Copy all of the records exactly.

─── Data under study ───

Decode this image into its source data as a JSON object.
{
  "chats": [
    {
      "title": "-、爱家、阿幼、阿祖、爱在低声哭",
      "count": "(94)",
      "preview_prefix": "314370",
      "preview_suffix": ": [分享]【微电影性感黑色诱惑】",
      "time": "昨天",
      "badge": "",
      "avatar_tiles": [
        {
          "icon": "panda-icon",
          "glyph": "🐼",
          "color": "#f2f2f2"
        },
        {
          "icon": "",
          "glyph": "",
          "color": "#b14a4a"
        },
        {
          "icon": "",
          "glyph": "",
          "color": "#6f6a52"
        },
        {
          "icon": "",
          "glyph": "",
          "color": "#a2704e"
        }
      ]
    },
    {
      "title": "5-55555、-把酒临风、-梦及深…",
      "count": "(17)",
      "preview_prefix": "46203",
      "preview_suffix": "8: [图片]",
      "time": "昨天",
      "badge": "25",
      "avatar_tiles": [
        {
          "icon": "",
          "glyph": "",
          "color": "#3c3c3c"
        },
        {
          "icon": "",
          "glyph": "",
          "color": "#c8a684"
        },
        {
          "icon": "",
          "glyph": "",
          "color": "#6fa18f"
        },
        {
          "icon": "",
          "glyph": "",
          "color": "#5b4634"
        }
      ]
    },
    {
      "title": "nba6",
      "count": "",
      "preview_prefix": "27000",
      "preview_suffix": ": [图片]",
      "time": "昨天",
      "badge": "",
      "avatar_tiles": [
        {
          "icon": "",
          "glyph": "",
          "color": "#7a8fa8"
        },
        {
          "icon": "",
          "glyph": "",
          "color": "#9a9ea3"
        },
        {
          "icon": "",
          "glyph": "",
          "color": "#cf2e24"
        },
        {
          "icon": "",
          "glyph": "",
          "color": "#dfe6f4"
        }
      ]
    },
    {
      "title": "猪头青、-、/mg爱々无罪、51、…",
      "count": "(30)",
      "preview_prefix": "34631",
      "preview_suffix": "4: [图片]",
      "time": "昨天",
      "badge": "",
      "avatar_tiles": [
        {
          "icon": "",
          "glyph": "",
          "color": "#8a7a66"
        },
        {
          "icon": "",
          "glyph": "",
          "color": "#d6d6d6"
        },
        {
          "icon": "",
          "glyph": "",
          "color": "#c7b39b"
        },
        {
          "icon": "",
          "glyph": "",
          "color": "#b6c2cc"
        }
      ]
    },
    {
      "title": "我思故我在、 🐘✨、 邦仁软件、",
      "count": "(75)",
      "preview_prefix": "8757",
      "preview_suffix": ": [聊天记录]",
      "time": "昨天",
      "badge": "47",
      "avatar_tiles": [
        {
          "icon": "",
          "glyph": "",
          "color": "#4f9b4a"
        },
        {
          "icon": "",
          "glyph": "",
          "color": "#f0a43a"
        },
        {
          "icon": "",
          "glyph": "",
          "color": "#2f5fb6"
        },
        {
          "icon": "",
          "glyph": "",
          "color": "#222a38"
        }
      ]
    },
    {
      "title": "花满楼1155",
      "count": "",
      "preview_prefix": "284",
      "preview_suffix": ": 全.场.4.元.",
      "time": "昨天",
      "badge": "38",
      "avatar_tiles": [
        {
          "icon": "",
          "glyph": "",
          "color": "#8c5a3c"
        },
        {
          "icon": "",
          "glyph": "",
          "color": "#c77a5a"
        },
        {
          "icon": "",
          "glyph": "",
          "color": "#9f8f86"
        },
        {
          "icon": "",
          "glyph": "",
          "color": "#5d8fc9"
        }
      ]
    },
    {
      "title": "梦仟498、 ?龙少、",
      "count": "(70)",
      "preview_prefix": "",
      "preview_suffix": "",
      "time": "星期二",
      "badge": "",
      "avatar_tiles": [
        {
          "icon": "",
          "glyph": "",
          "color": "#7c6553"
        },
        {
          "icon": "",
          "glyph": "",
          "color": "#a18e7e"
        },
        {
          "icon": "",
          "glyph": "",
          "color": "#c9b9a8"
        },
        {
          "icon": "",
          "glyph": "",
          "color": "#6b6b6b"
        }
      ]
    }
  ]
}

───

- **Written solution**
Decode this image into its source data as a JSON object.
{
  "chats": [
    {
      "title": "-、爱家、阿幼、阿祖、爱在低声哭",
      "count": "(94)",
      "preview_prefix": "314370",
      "preview_suffix": ": [分享]【微电影性感黑色诱惑】",
      "time": "昨天",
      "badge": "",
      "avatar_tiles": [
        {
          "icon": "panda-icon",
          "glyph": "🐼",
          "color": "#f2f2f2"
        },
        {
          "icon": "",
          "glyph": "",
          "color": "#b14a4a"
        },
        {
          "icon": "",
          "glyph": "",
          "color": "#6f6a52"
        },
        {
          "icon": "",
          "glyph": "",
          "color": "#a2704e"
        }
      ]
    },
    {
      "title": "5-55555、-把酒临风、-梦及深…",
      "count": "(17)",
      "preview_prefix": "46203",
      "preview_suffix": "8: [图片]",
      "time": "昨天",
      "badge": "25",
      "avatar_tiles": [
        {
          "icon": "",
          "glyph": "",
          "color": "#3c3c3c"
        },
        {
          "icon": "",
          "glyph": "",
          "color": "#c8a684"
        },
        {
          "icon": "",
          "glyph": "",
          "color": "#6fa18f"
        },
        {
          "icon": "",
          "glyph": "",
          "color": "#5b4634"
        }
      ]
    },
    {
      "title": "nba6",
      "count": "",
      "preview_prefix": "27000",
      "preview_suffix": ": [图片]",
      "time": "昨天",
      "badge": "",
      "avatar_tiles": [
        {
          "icon": "",
          "glyph": "",
          "color": "#7a8fa8"
        },
        {
          "icon": "",
          "glyph": "",
          "color": "#9a9ea3"
        },
        {
          "icon": "",
          "glyph": "",
          "color": "#cf2e24"
        },
        {
          "icon": "",
          "glyph": "",
          "color": "#dfe6f4"
        }
      ]
    },
    {
      "title": "猪头青、-、/mg爱々无罪、51、…",
      "count": "(30)",
      "preview_prefix": "34631",
      "preview_suffix": "4: [图片]",
      "time": "昨天",
      "badge": "",
      "avatar_tiles": [
        {
          "icon": "",
          "glyph": "",
          "color": "#8a7a66"
        },
        {
          "icon": "",
          "glyph": "",
          "color": "#d6d6d6"
        },
        {
          "icon": "",
          "glyph": "",
          "color": "#c7b39b"
        },
        {
          "icon": "",
          "glyph": "",
          "color": "#b6c2cc"
        }
      ]
    },
    {
      "title": "我思故我在、 🐘✨、 邦仁软件、",
      "count": "(75)",
      "preview_prefix": "8757",
      "preview_suffix": ": [聊天记录]",
      "time": "昨天",
      "badge": "47",
      "avatar_tiles": [
        {
          "icon": "",
          "glyph": "",
          "color": "#4f9b4a"
        },
        {
          "icon": "",
          "glyph": "",
          "color": "#f0a43a"
        },
        {
          "icon": "",
          "glyph": "",
          "color": "#2f5fb6"
        },
        {
          "icon": "",
          "glyph": "",
          "color": "#222a38"
        }
      ]
    },
    {
      "title": "花满楼1155",
      "count": "",
      "preview_prefix": "284",
      "preview_suffix": ": 全.场.4.元.",
      "time": "昨天",
      "badge": "38",
      "avatar_tiles": [
        {
          "icon": "",
          "glyph": "",
          "color": "#8c5a3c"
        },
        {
          "icon": "",
          "glyph": "",
          "color": "#c77a5a"
        },
        {
          "icon": "",
          "glyph": "",
          "color": "#9f8f86"
        },
        {
          "icon": "",
          "glyph": "",
          "color": "#5d8fc9"
        }
      ]
    },
    {
      "title": "梦仟498、 ?龙少、",
      "count": "(70)",
      "preview_prefix": "",
      "preview_suffix": "",
      "time": "星期二",
      "badge": "",
      "avatar_tiles": [
        {
          "icon": "",
          "glyph": "",
          "color": "#7c6553"
        },
        {
          "icon": "",
          "glyph": "",
          "color": "#a18e7e"
        },
        {
          "icon": "",
          "glyph": "",
          "color": "#c9b9a8"
        },
        {
          "icon": "",
          "glyph": "",
          "color": "#6b6b6b"
        }
      ]
    }
  ]
}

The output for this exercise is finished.